Definitely mainly from my gut. I’m constantly thinking of new song seeds, they’ve always come pretty naturally. It could be a chord progression, a story line, or a melody I start singing in the shower. Sometimes I’ll be in the shower and I’ll realize I’ve been humming a melody line for several minutes while in deep thought. I try to remember the melody in time to get to my phone and record it so I don’t forget it.
Your EP “Backbone” is about to drop soon. You have already released 6 tracks of it. How many more are to come and what may we expect? Maybe try saying it in three words;)
Yes! It’s a 7 song EP that releases May 14th, and I’m excited to say it will release with 1 last song “When I Get Around to Living”.
For beginning indie songwriters, what would you recommend to focus on? There is so much to take care of besides the craft itself, like social media, live gigs, learning to produce and learning the ropes of all the admin things. What would you consider a good “first step” to focus on?
A good “first step” is figuring out what you would need to do, whether it’s creating a team or being your own team, and making a plan. If you are your own team, you need to think like a manager, a business manager, a brand, etc. rather than just an artist who creates music. You need to put yourself in the mindset of being each team member.
Great advice! Last not least and in few words: what do you love the most about making music?
The best part of making music is getting to see your idea come to life, especially when it’s a song you care a lot about, and then getting to share it with the world. This is my first original body of work and a dream a long time in the making, so getting to listen to it and release it is such a joy!
Thank you so much Brooke for this chat and best of success to you!

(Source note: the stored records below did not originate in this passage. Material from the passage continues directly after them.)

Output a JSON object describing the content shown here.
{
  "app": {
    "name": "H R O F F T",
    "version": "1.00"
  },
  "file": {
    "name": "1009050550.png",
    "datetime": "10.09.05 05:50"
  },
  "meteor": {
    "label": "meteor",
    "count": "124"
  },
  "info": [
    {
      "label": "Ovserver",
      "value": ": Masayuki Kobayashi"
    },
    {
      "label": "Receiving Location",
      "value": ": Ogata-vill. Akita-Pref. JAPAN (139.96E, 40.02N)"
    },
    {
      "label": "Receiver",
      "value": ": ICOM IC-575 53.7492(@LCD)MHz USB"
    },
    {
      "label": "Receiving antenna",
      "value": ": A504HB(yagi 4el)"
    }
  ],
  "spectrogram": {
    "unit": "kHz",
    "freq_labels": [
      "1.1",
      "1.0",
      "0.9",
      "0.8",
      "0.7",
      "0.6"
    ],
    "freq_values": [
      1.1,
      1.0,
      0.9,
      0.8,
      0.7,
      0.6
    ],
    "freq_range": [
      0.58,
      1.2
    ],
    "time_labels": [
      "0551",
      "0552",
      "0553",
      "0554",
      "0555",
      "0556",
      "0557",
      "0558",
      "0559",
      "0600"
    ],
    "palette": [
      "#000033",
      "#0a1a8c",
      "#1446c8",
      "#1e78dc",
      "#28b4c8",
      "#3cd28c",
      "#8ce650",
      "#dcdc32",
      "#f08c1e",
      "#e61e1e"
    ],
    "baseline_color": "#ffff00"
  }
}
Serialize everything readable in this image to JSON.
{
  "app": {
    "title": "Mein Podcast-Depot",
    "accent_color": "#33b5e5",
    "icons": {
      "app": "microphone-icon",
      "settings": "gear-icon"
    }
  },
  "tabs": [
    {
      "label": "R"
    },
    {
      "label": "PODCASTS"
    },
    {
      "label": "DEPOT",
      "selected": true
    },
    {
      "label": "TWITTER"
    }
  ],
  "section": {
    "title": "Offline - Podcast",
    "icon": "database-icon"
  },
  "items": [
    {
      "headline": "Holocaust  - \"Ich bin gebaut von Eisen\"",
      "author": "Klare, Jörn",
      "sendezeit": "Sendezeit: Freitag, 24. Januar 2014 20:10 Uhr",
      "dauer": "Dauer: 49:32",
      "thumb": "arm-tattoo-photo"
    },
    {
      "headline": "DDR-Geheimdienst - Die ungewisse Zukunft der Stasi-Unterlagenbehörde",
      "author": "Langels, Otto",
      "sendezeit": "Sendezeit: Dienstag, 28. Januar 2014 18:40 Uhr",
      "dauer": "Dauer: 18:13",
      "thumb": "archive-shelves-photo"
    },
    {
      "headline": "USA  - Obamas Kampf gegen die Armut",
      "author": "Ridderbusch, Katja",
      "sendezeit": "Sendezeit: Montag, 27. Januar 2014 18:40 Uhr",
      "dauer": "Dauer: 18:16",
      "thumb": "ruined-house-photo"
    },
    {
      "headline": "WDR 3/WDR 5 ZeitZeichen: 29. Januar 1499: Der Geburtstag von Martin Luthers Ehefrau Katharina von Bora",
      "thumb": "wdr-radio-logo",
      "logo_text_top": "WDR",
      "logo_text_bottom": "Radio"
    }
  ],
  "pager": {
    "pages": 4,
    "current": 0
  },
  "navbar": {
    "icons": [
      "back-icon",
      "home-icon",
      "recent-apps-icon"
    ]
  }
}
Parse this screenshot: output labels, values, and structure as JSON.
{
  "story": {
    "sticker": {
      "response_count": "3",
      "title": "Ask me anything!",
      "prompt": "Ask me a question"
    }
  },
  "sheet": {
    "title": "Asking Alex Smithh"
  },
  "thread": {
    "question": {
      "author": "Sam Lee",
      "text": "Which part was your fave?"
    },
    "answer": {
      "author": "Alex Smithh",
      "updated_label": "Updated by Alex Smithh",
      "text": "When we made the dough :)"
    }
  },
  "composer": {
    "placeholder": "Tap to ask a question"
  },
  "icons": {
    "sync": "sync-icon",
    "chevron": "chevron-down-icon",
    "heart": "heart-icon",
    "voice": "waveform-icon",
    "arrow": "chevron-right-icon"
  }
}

We look forward to Backbone even more now!
Follow Brooke here:
Please also follow Song Brewery on Instagram
And so sign up to our months newsletter below: